= Beginning of Section =
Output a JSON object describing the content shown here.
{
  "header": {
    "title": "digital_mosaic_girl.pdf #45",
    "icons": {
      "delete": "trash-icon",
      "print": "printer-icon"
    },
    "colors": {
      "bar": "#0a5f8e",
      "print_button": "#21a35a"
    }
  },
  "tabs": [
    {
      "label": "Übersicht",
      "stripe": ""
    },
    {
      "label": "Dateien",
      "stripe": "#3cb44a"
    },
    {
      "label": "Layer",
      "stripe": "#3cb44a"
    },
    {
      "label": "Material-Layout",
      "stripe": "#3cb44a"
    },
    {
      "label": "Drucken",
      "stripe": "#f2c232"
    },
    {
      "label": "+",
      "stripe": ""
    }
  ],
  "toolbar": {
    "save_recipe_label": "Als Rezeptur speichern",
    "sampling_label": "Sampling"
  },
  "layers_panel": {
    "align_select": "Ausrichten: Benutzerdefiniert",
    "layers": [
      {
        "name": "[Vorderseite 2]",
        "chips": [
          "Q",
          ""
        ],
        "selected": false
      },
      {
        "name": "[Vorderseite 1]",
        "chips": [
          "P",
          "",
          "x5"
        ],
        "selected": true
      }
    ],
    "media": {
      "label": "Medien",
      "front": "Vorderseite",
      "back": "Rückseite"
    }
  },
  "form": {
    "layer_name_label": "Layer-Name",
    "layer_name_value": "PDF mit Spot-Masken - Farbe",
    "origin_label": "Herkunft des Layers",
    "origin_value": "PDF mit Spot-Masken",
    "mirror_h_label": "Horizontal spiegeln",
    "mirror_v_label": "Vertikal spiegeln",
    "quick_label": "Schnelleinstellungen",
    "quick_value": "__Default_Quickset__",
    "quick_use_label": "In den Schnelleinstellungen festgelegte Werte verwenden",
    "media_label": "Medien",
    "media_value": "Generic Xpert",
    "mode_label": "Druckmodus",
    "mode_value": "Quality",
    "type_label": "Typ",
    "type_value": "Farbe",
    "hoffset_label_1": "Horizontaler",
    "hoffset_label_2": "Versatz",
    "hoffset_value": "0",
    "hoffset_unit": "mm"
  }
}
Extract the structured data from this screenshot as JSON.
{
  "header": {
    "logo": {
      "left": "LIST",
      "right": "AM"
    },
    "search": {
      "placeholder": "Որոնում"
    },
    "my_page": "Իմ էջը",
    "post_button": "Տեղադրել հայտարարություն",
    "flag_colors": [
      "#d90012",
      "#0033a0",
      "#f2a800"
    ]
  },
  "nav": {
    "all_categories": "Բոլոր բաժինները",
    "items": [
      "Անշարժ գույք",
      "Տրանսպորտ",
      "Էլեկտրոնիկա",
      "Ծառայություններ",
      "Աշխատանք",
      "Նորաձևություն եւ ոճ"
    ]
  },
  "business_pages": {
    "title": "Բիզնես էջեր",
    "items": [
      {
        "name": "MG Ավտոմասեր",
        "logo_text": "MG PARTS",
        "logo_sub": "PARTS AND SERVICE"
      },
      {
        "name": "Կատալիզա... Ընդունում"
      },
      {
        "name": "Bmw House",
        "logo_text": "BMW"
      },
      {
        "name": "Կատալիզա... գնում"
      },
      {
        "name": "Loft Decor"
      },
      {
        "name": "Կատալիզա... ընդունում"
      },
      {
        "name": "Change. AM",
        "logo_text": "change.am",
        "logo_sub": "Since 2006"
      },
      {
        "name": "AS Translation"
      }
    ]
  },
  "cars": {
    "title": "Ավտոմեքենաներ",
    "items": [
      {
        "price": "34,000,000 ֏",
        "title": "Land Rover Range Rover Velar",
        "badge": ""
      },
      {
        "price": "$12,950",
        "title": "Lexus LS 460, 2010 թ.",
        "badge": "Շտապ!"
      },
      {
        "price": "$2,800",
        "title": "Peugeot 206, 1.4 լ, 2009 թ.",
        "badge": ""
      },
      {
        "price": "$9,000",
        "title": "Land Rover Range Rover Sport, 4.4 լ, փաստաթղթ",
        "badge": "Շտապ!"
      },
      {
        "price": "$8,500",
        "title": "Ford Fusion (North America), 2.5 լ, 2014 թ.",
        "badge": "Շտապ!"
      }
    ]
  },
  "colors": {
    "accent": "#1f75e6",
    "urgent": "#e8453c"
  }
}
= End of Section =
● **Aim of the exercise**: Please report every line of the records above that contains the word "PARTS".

● **Answer below**:
        "logo_text": "MG PARTS",
        "logo_sub": "PARTS AND SERVICE"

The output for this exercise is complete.